'''

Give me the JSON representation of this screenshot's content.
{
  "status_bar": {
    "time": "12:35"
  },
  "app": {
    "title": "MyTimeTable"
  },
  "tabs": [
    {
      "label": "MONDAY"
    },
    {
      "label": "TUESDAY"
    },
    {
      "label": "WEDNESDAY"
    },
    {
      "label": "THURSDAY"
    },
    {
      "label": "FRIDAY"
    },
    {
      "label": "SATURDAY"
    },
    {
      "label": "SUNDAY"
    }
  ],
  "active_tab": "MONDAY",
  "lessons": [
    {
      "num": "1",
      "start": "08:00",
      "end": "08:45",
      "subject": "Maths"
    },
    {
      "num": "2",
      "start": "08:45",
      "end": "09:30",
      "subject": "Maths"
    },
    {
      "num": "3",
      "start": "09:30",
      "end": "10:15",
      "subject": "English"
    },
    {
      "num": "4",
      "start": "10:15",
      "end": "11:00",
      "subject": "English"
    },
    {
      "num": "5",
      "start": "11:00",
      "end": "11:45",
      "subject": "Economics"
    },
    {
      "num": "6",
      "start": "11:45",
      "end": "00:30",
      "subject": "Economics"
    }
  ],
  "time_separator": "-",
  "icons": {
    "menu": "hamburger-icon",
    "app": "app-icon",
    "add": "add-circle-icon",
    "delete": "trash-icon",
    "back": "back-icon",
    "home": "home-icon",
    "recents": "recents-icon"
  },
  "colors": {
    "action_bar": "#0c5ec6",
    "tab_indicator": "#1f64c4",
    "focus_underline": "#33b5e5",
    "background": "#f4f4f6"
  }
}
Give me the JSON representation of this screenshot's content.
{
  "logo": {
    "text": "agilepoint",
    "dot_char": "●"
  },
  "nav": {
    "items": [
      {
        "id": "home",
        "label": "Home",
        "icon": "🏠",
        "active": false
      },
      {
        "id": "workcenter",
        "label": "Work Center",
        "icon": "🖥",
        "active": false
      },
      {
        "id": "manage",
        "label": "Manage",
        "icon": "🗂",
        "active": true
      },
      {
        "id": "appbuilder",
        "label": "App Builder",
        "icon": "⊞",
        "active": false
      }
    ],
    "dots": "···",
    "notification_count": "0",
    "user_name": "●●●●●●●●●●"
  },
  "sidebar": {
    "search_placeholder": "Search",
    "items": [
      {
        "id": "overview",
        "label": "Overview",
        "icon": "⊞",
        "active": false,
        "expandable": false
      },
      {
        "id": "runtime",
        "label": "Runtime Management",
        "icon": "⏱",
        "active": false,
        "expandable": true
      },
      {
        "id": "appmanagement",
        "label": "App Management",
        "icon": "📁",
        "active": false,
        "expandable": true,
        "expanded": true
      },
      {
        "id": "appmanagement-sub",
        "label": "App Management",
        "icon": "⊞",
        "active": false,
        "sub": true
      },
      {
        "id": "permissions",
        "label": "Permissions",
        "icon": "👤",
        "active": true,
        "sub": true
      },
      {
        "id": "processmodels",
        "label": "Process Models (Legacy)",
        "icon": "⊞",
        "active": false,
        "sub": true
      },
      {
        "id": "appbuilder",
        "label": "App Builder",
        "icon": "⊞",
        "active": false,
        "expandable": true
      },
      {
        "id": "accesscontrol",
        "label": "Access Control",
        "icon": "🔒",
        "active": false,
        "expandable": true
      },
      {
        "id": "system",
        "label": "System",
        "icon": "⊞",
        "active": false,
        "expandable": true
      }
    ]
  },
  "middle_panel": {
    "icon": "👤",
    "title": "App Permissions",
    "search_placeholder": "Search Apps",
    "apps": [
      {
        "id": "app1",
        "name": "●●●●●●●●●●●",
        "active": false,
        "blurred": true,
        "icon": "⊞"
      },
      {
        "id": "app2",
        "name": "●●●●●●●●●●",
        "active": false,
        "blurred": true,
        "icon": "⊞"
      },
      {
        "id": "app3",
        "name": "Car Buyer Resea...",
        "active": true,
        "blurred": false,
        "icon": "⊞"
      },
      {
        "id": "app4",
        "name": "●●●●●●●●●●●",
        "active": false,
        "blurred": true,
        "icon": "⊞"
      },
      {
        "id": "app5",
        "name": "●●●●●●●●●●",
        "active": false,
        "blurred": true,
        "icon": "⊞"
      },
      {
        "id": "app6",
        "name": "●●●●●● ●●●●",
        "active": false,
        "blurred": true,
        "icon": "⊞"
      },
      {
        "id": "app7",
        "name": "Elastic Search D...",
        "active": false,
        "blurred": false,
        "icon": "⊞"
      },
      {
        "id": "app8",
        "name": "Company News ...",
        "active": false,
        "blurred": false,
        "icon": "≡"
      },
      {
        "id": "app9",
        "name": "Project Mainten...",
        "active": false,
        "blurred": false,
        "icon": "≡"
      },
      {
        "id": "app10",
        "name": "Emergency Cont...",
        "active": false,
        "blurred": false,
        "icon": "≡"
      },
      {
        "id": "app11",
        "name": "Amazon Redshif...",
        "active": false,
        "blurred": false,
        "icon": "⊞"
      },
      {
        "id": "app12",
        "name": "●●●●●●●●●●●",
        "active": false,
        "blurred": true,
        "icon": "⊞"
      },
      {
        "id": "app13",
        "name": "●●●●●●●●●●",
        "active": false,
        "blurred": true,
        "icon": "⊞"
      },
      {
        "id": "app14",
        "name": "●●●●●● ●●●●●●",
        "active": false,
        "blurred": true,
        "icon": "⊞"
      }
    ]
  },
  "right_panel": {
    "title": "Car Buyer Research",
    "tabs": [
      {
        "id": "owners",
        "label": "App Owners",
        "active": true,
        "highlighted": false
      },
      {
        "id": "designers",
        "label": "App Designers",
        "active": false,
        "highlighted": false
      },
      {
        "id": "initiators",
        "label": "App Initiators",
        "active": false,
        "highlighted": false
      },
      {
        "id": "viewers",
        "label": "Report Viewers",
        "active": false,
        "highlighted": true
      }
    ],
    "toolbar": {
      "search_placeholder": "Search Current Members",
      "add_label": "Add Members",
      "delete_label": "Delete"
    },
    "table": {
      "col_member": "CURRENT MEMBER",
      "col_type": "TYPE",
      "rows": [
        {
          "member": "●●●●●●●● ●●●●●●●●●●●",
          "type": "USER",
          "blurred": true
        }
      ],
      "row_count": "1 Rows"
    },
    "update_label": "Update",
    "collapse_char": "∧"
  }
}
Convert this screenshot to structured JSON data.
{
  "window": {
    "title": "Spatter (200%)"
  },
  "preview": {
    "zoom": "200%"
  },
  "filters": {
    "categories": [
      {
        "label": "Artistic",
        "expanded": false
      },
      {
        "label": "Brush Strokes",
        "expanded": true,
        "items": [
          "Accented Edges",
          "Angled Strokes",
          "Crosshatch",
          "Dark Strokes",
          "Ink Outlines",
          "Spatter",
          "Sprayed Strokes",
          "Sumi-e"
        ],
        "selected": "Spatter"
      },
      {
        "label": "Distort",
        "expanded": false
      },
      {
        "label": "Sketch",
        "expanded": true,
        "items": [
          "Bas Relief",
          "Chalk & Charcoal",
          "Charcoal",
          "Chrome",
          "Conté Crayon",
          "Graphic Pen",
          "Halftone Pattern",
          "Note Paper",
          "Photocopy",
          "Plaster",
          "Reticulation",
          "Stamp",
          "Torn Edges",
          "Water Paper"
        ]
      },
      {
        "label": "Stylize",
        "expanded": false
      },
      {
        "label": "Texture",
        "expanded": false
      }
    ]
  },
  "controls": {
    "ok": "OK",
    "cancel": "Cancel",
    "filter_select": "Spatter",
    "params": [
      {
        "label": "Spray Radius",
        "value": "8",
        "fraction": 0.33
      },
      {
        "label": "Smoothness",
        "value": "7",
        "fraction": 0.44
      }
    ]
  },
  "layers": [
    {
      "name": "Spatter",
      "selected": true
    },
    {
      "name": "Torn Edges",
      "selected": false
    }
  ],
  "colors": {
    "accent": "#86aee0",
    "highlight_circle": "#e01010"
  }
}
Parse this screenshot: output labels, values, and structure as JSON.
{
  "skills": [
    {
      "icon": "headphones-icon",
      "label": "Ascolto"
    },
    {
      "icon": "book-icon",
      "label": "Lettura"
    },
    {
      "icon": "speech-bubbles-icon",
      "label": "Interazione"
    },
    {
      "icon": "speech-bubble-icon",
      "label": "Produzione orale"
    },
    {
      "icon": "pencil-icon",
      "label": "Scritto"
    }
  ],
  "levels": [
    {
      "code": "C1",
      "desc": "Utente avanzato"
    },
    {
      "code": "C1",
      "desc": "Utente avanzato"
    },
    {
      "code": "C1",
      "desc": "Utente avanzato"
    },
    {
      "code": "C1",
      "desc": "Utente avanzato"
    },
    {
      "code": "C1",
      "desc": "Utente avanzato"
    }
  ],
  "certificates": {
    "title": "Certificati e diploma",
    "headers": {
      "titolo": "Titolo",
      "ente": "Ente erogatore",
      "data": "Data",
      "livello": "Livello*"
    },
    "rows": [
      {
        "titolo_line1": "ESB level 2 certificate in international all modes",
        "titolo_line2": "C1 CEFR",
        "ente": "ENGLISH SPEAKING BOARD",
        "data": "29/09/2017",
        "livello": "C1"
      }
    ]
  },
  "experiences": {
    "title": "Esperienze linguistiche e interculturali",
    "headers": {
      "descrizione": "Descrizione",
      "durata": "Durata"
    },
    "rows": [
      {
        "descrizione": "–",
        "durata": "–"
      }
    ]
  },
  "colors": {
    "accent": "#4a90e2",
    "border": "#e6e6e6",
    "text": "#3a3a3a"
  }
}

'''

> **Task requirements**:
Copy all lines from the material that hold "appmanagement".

> **Answer below**:
        "id": "appmanagement",
        "id": "appmanagement-sub",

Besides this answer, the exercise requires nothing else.